*TASK OBJECTIVE*: How many of the lines below hold the word "Baja"? Answer only with the number.

*DATA SECTION*:
>>>>
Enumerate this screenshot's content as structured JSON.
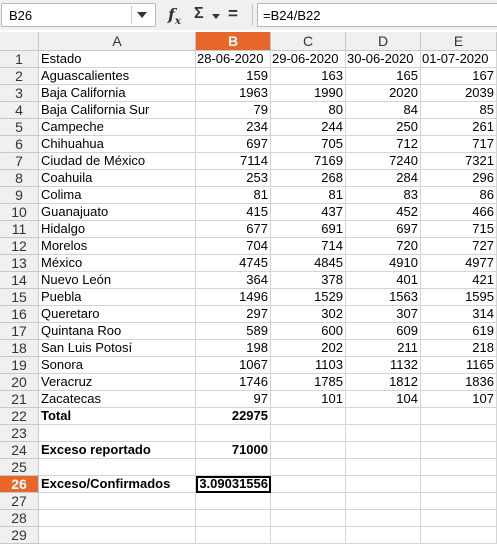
{
  "formula_bar": {
    "name_box": "B26",
    "formula": "=B24/B22"
  },
  "columns": [
    "A",
    "B",
    "C",
    "D",
    "E"
  ],
  "active_column": "B",
  "active_row": 26,
  "rows": [
    {
      "n": "1",
      "a": "Estado",
      "b": "28-06-2020",
      "c": "29-06-2020",
      "d": "30-06-2020",
      "e": "01-07-2020"
    },
    {
      "n": "2",
      "a": "Aguascalientes",
      "b": "159",
      "c": "163",
      "d": "165",
      "e": "167"
    },
    {
      "n": "3",
      "a": "Baja California",
      "b": "1963",
      "c": "1990",
      "d": "2020",
      "e": "2039"
    },
    {
      "n": "4",
      "a": "Baja California Sur",
      "b": "79",
      "c": "80",
      "d": "84",
      "e": "85"
    },
    {
      "n": "5",
      "a": "Campeche",
      "b": "234",
      "c": "244",
      "d": "250",
      "e": "261"
    },
    {
      "n": "6",
      "a": "Chihuahua",
      "b": "697",
      "c": "705",
      "d": "712",
      "e": "717"
    },
    {
      "n": "7",
      "a": "Ciudad de México",
      "b": "7114",
      "c": "7169",
      "d": "7240",
      "e": "7321"
    },
    {
      "n": "8",
      "a": "Coahuila",
      "b": "253",
      "c": "268",
      "d": "284",
      "e": "296"
    },
    {
      "n": "9",
      "a": "Colima",
      "b": "81",
      "c": "81",
      "d": "83",
      "e": "86"
    },
    {
      "n": "10",
      "a": "Guanajuato",
      "b": "415",
      "c": "437",
      "d": "452",
      "e": "466"
    },
    {
      "n": "11",
      "a": "Hidalgo",
      "b": "677",
      "c": "691",
      "d": "697",
      "e": "715"
    },
    {
      "n": "12",
      "a": "Morelos",
      "b": "704",
      "c": "714",
      "d": "720",
      "e": "727"
    },
    {
      "n": "13",
      "a": "México",
      "b": "4745",
      "c": "4845",
      "d": "4910",
      "e": "4977"
    },
    {
      "n": "14",
      "a": "Nuevo León",
      "b": "364",
      "c": "378",
      "d": "401",
      "e": "421"
    },
    {
      "n": "15",
      "a": "Puebla",
      "b": "1496",
      "c": "1529",
      "d": "1563",
      "e": "1595"
    },
    {
      "n": "16",
      "a": "Queretaro",
      "b": "297",
      "c": "302",
      "d": "307",
      "e": "314"
    },
    {
      "n": "17",
      "a": "Quintana Roo",
      "b": "589",
      "c": "600",
      "d": "609",
      "e": "619"
    },
    {
      "n": "18",
      "a": "San Luis Potosí",
      "b": "198",
      "c": "202",
      "d": "211",
      "e": "218"
    },
    {
      "n": "19",
      "a": "Sonora",
      "b": "1067",
      "c": "1103",
      "d": "1132",
      "e": "1165"
    },
    {
      "n": "20",
      "a": "Veracruz",
      "b": "1746",
      "c": "1785",
      "d": "1812",
      "e": "1836"
    },
    {
      "n": "21",
      "a": "Zacatecas",
      "b": "97",
      "c": "101",
      "d": "104",
      "e": "107"
    },
    {
      "n": "22",
      "a": "Total",
      "b": "22975",
      "c": "",
      "d": "",
      "e": ""
    },
    {
      "n": "23",
      "a": "",
      "b": "",
      "c": "",
      "d": "",
      "e": ""
    },
    {
      "n": "24",
      "a": "Exceso reportado",
      "b": "71000",
      "c": "",
      "d": "",
      "e": ""
    },
    {
      "n": "25",
      "a": "",
      "b": "",
      "c": "",
      "d": "",
      "e": ""
    },
    {
      "n": "26",
      "a": "Exceso/Confirmados",
      "b": "3.09031556",
      "c": "",
      "d": "",
      "e": ""
    },
    {
      "n": "27",
      "a": "",
      "b": "",
      "c": "",
      "d": "",
      "e": ""
    },
    {
      "n": "28",
      "a": "",
      "b": "",
      "c": "",
      "d": "",
      "e": ""
    },
    {
      "n": "29",
      "a": "",
      "b": "",
      "c": "",
      "d": "",
      "e": ""
    }
  ],
  "bold_rows": [
    "22",
    "24",
    "26"
  ]
}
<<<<
*ANSWER BOX*: 2